This slideshow requires JavaScript.

Privately commissioned by Mayor Maury Maverick, the 188-tile mural had been rescued by Susan from a home on Huebner Road that was slated for demolition. She flew in a tile preservationist from California to gently pry the mural from concrete and carefully stored the tiles for close to a decade.

“What I do,” Susan explained to me the other day, “is try to save their lives and get them in public view in a safe place.”

Architects from Ford, Powell & Carson came up with the ideal location within the project, directly below El Tropicano Hotel on the river, the point where the original Robert H.H. Hugman designed River Walk began and the new Museum Reach now extends northward. This also is directly below the spot where the mural was born – the Mexican Arts and Crafts shop operated in the old Nat Lewis Barn by Ethel Wilson Harris (1893-1884).

In Colors on Clay, Susan wrote that Harris became the technical supervisor of the Arts and Crafts Division of WPA in San Antonio in 1939. Sixty workers joined her existing crew of craftsmen in the workshop on St. Mary’s Street.

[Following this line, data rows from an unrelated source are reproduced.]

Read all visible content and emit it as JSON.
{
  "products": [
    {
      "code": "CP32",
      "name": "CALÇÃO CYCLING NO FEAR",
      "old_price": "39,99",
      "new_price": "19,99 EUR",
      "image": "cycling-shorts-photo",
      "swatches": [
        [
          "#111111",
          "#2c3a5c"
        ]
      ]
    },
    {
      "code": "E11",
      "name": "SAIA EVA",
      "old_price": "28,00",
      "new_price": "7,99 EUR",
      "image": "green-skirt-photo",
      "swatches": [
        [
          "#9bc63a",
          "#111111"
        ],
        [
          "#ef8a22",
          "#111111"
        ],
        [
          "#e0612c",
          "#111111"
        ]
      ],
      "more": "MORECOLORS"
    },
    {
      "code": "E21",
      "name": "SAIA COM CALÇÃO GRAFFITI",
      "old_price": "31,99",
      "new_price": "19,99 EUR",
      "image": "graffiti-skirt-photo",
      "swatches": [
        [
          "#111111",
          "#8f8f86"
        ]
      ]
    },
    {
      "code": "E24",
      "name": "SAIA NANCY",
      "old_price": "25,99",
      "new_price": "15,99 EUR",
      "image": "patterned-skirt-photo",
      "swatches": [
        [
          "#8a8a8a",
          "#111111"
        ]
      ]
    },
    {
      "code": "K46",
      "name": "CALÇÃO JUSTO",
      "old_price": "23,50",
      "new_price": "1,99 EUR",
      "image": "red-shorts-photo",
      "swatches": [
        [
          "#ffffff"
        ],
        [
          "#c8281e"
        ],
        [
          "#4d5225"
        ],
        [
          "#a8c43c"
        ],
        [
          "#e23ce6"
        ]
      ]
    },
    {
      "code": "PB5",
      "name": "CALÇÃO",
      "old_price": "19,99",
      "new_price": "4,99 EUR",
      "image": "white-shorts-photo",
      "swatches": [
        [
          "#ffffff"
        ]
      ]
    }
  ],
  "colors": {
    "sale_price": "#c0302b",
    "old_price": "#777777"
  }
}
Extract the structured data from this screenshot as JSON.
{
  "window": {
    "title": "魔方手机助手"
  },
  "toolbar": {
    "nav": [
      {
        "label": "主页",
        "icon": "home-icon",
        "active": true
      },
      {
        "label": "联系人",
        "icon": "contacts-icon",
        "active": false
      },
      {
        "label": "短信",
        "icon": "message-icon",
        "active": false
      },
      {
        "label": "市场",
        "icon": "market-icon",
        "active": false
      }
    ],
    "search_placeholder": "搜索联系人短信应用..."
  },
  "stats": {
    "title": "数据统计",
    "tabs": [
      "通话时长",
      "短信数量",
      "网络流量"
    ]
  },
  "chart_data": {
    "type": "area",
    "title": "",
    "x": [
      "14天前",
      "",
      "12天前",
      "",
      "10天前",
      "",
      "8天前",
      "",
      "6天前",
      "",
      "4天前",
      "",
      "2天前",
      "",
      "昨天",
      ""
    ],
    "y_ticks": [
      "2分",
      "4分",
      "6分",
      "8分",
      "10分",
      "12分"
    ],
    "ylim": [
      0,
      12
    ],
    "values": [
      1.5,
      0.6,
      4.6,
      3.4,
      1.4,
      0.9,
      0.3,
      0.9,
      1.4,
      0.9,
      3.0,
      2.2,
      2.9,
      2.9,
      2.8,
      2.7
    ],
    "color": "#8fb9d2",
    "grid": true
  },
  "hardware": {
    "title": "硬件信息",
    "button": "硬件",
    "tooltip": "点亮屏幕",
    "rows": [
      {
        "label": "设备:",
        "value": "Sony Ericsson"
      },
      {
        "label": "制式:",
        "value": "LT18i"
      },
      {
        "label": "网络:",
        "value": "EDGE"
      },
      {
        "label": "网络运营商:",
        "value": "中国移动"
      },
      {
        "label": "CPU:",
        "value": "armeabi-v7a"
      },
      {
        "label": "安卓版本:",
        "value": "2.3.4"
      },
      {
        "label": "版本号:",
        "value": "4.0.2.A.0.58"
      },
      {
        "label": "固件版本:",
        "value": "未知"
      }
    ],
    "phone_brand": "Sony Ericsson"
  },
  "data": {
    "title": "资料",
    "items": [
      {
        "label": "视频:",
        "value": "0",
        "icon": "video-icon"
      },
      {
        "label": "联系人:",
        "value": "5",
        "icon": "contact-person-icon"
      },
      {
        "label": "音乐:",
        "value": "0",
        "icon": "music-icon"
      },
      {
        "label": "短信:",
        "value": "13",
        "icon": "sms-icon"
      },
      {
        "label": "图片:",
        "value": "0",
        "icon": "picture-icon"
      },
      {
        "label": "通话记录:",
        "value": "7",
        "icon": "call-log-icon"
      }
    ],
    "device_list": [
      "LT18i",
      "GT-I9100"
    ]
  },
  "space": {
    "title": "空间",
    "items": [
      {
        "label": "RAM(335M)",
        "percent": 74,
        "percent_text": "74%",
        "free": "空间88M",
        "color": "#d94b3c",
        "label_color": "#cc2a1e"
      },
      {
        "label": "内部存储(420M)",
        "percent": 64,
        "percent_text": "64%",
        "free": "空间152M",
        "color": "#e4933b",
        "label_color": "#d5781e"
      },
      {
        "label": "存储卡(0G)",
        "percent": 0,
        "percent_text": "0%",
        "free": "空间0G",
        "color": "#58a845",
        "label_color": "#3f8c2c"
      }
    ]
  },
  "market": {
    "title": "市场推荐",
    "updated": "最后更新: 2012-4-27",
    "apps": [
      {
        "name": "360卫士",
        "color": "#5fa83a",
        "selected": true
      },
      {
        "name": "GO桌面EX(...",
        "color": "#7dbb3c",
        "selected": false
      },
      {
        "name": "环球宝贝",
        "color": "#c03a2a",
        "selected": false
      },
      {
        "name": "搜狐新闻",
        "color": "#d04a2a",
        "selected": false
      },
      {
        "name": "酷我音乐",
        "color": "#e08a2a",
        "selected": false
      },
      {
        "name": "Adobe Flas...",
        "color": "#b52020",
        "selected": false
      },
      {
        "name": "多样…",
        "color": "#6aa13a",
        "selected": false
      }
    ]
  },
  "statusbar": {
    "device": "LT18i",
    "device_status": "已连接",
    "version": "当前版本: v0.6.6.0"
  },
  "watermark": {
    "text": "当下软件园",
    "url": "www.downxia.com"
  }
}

While I had long admired the two existing murals on the river resulting from the WPA program – the “Twin Cypress” mural on the stairway by the flood control gate at the northern end of downtown river bend and “Old Mill Crossing” now at the river level of Hotel Contessa by the Navarro Street Bridge – I had no idea of the quantity and diversification of the products resulting from the WPA program until reading Colors on Clay. In addition to the four spectacular 60-square-foot works – depicting a century of sports in San Antonio from Native American archers on Military Plaza in 1840 to high school football in 1940 – at the entrance to Alamo Stadium, here are other contributions Susan described:

Six weeks after Harris’s appointment, WPA workers were building a kiln to fire 500 sets of dishes for distribution to needy families….

Harris also supervised the wrought iron shop that forged lanterns, railings, table frames and other decorative and useful objects, including window grilles for the Spanish Governor’s Palace, a fountain in the form of lilies of the valley for the San José Burial Park, a wrought iron gate and window frames for the San Pedro Park bandstand, barbecue pits for Olmos Park, and fifty artistic foot scrapers for schools and city parks….

Because federal funding supported the program, charitable and public institutions in and around San Antonio received the products free of charge. City parks and golf courses, for example, received tile drinking fountains and 1,000 concrete and wooden benches carved with a Lone Star….

Susan’s search-rescue-and-return efforts have taken her on virtual and actual adventures throughout the country as she finds new homes in San Antonio and nearby for the tiles made here long ago. Her obsession with the project is only matched by her generosity: Texas State Centennial tables now live at the Witte Museum and the Wittliff Collection at Texas State University; a “Las Sombras” mural graces the cafeteria at St. Mark’s Episcopal Church; and soon works will be installed on the river behind the Witte Museum, at the Ceramics Studio of the Southwest School of Art, at the new theater at SAY Si and at the restored Women’s Pavilion in HemisFair Park.

And there is another mural, this one recovered from Indiana, that Susan has pledged to the Mission Reach of the San Antonio River Improvements Project. It, too, is returning to just below its birthplace. During her lifetime, Ethel Wilson Harris operated San José Potteries next to Mission San José and Mission Crafts within the mission compound itself. The Mexican village scene will be installed at the portal reconnecting the historical ties of Mission San José to the river.

In 1943, the Texas Legislature recognized Ethel Wilson Harris for her role in “the revival and perpetuation of Mexican arts and crafts,” skills Spanish friars taught Native Americans long ago on mission grounds, skills almost lost as Americans rushed pell-mell into an age where machines mass-produced what once had been crafted carefully by hand.

This traditional art form from San Antonio’s past is now entering its second revival due to the efforts of Susan Toomey Frost. Her obsession is bringing the tiles home to roost before they were lost or all ended up hidden away from public view in the homes of wealthy Californians.